"Lord, to whom shall we go? You alone have the words of eternal life." You alone have the words of utter freedom, you promise and make a world of peace, as hard as it seems sometimes to listen to your word. How often I have repeated those words to friends and family members when we get into the discussion about the Church, about how hopeless our leadership can be, how sinful we ourselves are, how nothing ever seems to change, how, some people see it, the world isn't about to turn, in spite of what my song says. Lord, to whom shall we go? We are part of a people, simul justus et peccator, as the old saying goes, both God-like and sinful. We have no dependable access to Christ other than through a community. Revelation requires discernment, discernment requires other people, if you want to be at least fairly sure that the voice you are hearing is not some food that disagreed with you, or a phlegmatic chemical in your brain, or your own wishful thinking. I may want to go it alone, but Christ has made a covenant with us as a people, not as individuals, but as a body. Like Groucho, I may not want to be part of any group that would have me as a member, but here I am, not here because I chose Christ, but because Christ chose me. I have a list of reasons as long as my arm for leaving this crazy church behind, but then I remember that God has a list as long as her arm about why I shouldn't be allowed to stay, and God's arm is much longer than mine. Irascible and still allured by the pretty but empty covenants of death, I have much of which to empty myself as I try to find the road, the truth, and the freedom who is Christ. I hope I never settle for anything less than transcendence, for a sense that what I am involved in and to whomever I am immediately and utterly present has a reality and a truth that goes beyond my ability to entirely grasp it, a meaning and finality that will endure beyond the grave. That is what Christ offers. I've seen it again and again in my life. 
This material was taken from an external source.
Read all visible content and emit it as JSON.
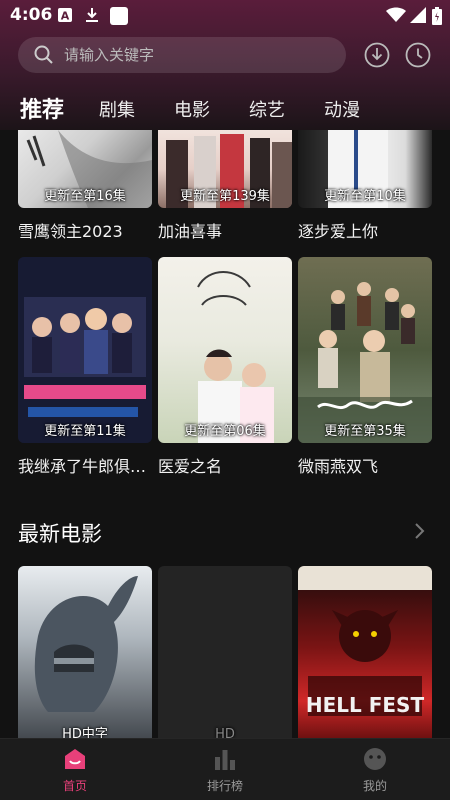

Tomorrow we may ask ourselves again why we do what we do, why we seem to be the dance band on the Titanic, why we work so hard to have it all cut out from under us by a pompous cleric, or a bitter, fearful reactionary, or the carelessness of those who ought to care the most about the liturgy. And again, I'll try to remember those words, thankfully a little closer to the forefront of my assaulted memory: Lord, to whom can we go? You alone have the words of everlasting life.

I do believe, Lord. Help my unbelief.
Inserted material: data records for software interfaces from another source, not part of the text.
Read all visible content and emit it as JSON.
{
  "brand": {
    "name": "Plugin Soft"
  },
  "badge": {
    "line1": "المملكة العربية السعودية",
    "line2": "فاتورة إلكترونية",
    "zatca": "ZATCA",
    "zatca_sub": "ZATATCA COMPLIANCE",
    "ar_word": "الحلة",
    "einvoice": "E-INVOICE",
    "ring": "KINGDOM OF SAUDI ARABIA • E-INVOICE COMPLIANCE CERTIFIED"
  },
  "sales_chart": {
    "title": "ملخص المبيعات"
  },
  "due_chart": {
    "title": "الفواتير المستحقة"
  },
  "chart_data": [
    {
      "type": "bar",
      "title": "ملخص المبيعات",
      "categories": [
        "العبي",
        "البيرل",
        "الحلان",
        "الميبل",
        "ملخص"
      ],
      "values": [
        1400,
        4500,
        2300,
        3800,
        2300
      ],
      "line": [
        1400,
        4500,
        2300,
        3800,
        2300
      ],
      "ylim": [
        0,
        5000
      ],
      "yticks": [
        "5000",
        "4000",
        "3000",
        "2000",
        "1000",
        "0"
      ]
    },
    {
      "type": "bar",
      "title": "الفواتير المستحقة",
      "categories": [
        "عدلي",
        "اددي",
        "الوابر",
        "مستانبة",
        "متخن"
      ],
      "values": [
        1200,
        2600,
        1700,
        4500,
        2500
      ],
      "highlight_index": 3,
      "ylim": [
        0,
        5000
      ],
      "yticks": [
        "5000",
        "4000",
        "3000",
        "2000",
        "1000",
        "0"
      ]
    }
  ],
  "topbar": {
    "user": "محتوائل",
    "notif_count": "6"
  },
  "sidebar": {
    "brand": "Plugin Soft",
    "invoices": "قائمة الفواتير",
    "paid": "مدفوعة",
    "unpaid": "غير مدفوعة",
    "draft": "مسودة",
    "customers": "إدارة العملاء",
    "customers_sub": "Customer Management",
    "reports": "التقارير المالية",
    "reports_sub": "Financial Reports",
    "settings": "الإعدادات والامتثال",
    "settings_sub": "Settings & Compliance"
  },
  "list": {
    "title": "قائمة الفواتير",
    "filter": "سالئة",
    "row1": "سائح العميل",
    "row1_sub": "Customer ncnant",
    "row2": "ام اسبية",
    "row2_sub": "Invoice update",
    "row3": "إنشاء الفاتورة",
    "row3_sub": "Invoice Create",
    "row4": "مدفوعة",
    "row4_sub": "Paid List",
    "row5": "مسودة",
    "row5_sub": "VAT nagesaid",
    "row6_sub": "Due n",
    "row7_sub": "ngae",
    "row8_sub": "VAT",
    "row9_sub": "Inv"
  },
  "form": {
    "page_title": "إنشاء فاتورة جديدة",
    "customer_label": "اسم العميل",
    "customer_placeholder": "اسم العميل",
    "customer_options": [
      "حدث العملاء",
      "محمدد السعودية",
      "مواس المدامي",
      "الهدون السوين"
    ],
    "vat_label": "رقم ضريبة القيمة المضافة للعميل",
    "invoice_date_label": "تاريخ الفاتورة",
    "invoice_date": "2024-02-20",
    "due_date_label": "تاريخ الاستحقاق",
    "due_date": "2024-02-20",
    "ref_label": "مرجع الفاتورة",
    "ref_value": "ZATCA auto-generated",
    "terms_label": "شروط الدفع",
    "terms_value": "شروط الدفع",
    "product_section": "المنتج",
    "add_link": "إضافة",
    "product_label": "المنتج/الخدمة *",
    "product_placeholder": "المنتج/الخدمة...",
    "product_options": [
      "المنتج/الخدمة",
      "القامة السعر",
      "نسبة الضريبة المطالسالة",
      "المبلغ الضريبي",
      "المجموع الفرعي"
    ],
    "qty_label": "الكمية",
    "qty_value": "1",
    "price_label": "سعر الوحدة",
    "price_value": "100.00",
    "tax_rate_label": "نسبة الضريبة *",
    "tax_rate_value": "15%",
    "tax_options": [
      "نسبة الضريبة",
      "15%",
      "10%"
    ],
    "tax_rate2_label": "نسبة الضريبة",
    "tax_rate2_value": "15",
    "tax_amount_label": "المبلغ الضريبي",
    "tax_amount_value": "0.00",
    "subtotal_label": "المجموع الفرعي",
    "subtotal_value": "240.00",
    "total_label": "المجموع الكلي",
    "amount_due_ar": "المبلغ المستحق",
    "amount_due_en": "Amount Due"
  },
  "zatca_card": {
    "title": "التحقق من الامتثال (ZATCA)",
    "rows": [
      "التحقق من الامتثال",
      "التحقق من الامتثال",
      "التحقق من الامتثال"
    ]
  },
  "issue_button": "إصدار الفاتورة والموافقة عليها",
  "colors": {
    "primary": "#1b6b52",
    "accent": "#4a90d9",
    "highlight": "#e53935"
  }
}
This is our music for Sunday at St. Anne:

GATHERING:   Look Beyond (Ducote)
KYRIE/SPRNKLING: Kendzia
RESP. PSALM:   O Taste and See (Haugen)
PREP RITE:   We Come to Your Feast (Joncas)
FRACTION:   Notre Dame (Isele)
COMMUNION:   One In Love (Kendzia)
SENDING FORTH:   We Will Serve the Lord (Cooney)